How much money would you like your organization to lose this year? I am guessing you would rather not lose money, and in fact, would prefer to make a nice profit. If you use an interpreter agency service, the likelihood is you are overpaying and therefore losing money.
There are hundreds of language agencies that contract, coordinate and offer interpreting (the spoken word) and translation (the written word) services to a variety of businesses and organizations. Some of these agencies are considered highly reputable, pay their interpreters’ professional rates and have quality controls in place to ensure a great experience at an affordable cost to you, the user of their services.
What you may not be aware of is that for every reputable language agency, there is a dozen more that, to put it nicely, are a scam. How do these scams work? Let me tell you. One is by marketing to you that their interpreters are in-house trained. Don’t worry; you are not the only one that is being scammed. The interpreters that work with them are not getting such a good deal either. Notice I said ‘work with them’ and not ‘for’ them. You see, almost all interpreters can be classified as independent freelance contractors. So, when an agency says that have 200, 300, 1000 interpreters, what they are saying is that they have the contact information of these interpreters and can call on them as needed.

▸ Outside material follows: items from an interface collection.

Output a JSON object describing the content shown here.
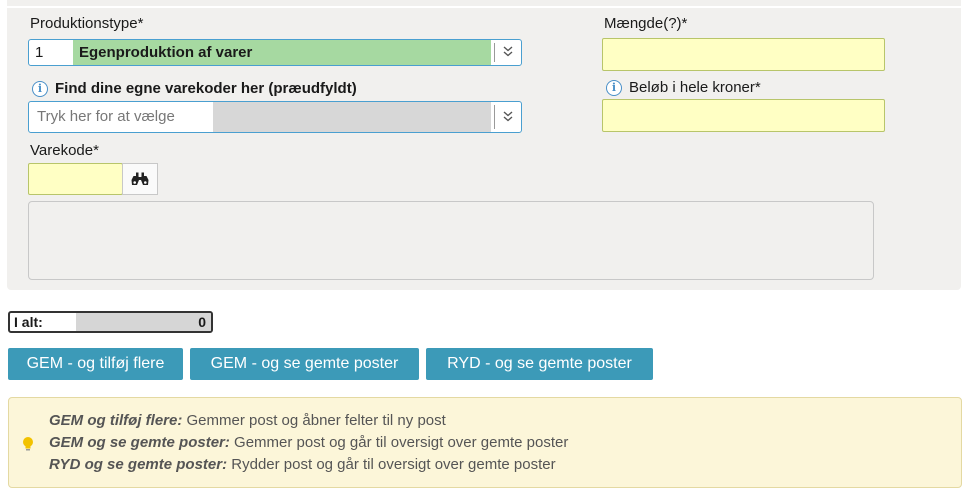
{
  "form": {
    "production_type": {
      "label": "Produktionstype*",
      "number": "1",
      "value": "Egenproduktion af varer"
    },
    "item_codes": {
      "label": "Find dine egne varekoder her (præudfyldt)",
      "placeholder": "Tryk her for at vælge"
    },
    "item_code": {
      "label": "Varekode*",
      "value": ""
    },
    "quantity": {
      "label": "Mængde(?)*",
      "value": ""
    },
    "amount": {
      "label": "Beløb i hele kroner*",
      "value": ""
    }
  },
  "total": {
    "label": "I alt:",
    "value": "0"
  },
  "buttons": {
    "save_add": "GEM - og tilføj flere",
    "save_view": "GEM - og se gemte poster",
    "clear_view": "RYD - og se gemte poster"
  },
  "help": {
    "line1_title": "GEM og tilføj flere:",
    "line1_text": " Gemmer post og åbner felter til ny post",
    "line2_title": "GEM og se gemte poster:",
    "line2_text": " Gemmer post og går til oversigt over gemte poster",
    "line3_title": "RYD og se gemte poster:",
    "line3_text": " Rydder post og går til oversigt over gemte poster"
  },
  "icons": {
    "info": "info-icon",
    "chevron": "chevron-double-down-icon",
    "search": "binoculars-icon",
    "tip": "lightbulb-icon"
  },
  "colors": {
    "accent_button": "#3c9ab8",
    "selected_green": "#a6d9a1",
    "required_yellow": "#ffffc4",
    "info_box": "#fcf6d9"
  }
}
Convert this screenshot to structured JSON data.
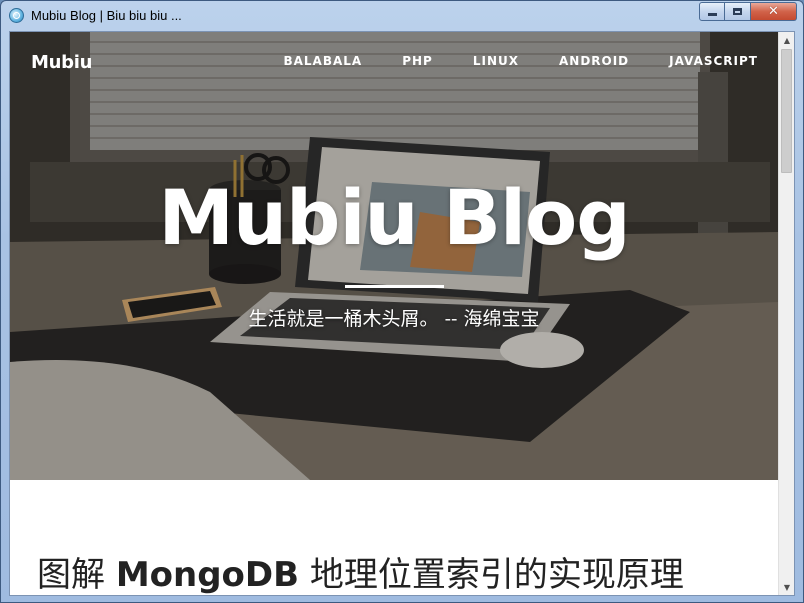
{
  "window": {
    "title": "Mubiu Blog | Biu biu biu ...",
    "minimize_glyph": "",
    "close_glyph": "✕"
  },
  "nav": {
    "brand": "Mubiu",
    "items": [
      {
        "label": "BALABALA"
      },
      {
        "label": "PHP"
      },
      {
        "label": "LINUX"
      },
      {
        "label": "ANDROID"
      },
      {
        "label": "JAVASCRIPT"
      }
    ]
  },
  "hero": {
    "title": "Mubiu Blog",
    "subtitle": "生活就是一桶木头屑。 -- 海绵宝宝"
  },
  "post": {
    "title_prefix": "图解 ",
    "title_latin": "MongoDB",
    "title_suffix": " 地理位置索引的实现原理"
  },
  "scrollbar": {
    "up_glyph": "▲",
    "down_glyph": "▼"
  },
  "colors": {
    "close_button": "#c44a30",
    "titlebar": "#a8c2e3",
    "hero_text": "#ffffff",
    "post_title": "#222222"
  }
}
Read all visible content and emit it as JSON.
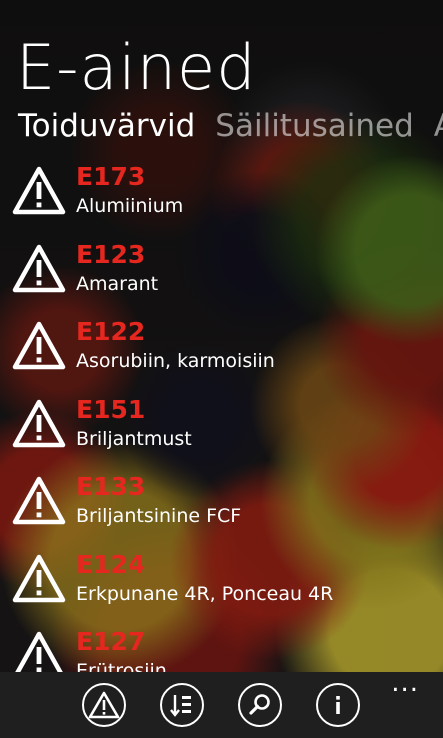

You are thinking to yourself, well this isn’t so bad. In fact, this is good because when we call the agency, we need an interpreter, not an excuse for why no interpreter is available. I completely agree with you. Let’s dig a little deeper into this though, shall we?
How does the agency determine the best interpreter for your needs? The short answer, they don’t. What you get, in the majority of all cases, is the lowest cost interpreter. What? You’re kidding, right? Are you telling me that an interpreter called in for an explanation of complicated heart surgery is the same as one that will interpret for a parent/teacher conference? Yes, this is precisely what I am telling you.
Besides, many of these same agencies offer interpreter training. In fact, some insist that the interpreter participate –and pay– for this training. The agency then makes a nice profit from the practice and can claim that their interpreters are ‘trained.’ Are these interpreter trainers licensed? Do they hold any Is their training accredited by any authoritative body other than themselves? Well, I guess anything is possible, but in the majority of cases, the answer is no.
You may be thinking to yourself; this isn’t possible especially considering our interpreting budget. Let’s do a further breakdown. What you pay for professional interpreter services is not what the professional interpreter receives, not even close. The normal (it is varied for some agencies) split is 30/70. That is, the agency gets 70% of the fee and the interpreter, if lucky, receives 30%. With many agencies, it is closer to a 20/80 split. I bet you thought all along it was the interpreter that was insisting on such high rates. Well, now you know.
Why are there so many agencies? It is a cash cow business, as the expression goes. Some agencies even have the nerve to say what an interpreter may charge. Personally, I haven’t figured this one out considering that an interpreter is an independent contractor, but that can of worms is for another blog.
By this point, if you are still with me, you are asking how, then, are you able to save money. Don’t you have to call an agency when you need the services of an interpreter? The answer, no. If you truly want quality, affordable interpreting service you would be better off to contract directly with a dozen or so interpreters in those languages that you most often need, and use the agencies for those rare, and exotic languages that you need once in a blue moon.
You may be saying to yourself, how would I know a good interpreter? First, ask if the interpreter is certified. For legal interpreters, there is state as well as federal certifications. For medical interpreters there is the Commission for Certified Healthcare Interpreters (CCHI) and the National Board of Certified Medical Interpreters (NBCMI) certifications, both have national recognition. Also, a professional interpreter will have a resume outlining their interpreter education, credentials, experience, and certifications. You should ask to see these.
So, to summarize. You don’t need to use an agency for your language interpreting or document translation needs. Depending on the size of your organization, you are better off contracting directly with the interpreters, and this saves you money, is an increase in pay for the interpreter (the one that is doing the job), and gives your clients better quality service. The next time you use an interpreter, ask them what their rate is and then compare this to what the agency quoted you.
David Martin Tucker, Certified Spanish Medical Interpreter, CHI™, or “Spanish David” as he is known, is a certified medical interpreter whose passion for Latin American culture and language is second only to his desire to become a voice for his Spanish speaking clients. Conveying more than words, David’s continuous thirst for knowledge thrusts him into the culture of his clients.
David is an honor’s graduate from the Southern California School of Interpreting’s Medical Interpreter Program, and holds bachelor degrees in both Modern Languages (Spanish) and Business from Metropolitan State College of Denver and the University of Southern Indiana respectively.
A founding member of the El Puente Bilingual Toastmasters in Denver, David is also a contributor to the International Medical Interpreters Association (IMIA), the National Council on Interpreting in Health Care (NCIHC), and is a member of the Colorado Rocky Mountain Health Care Patient Advisory Board.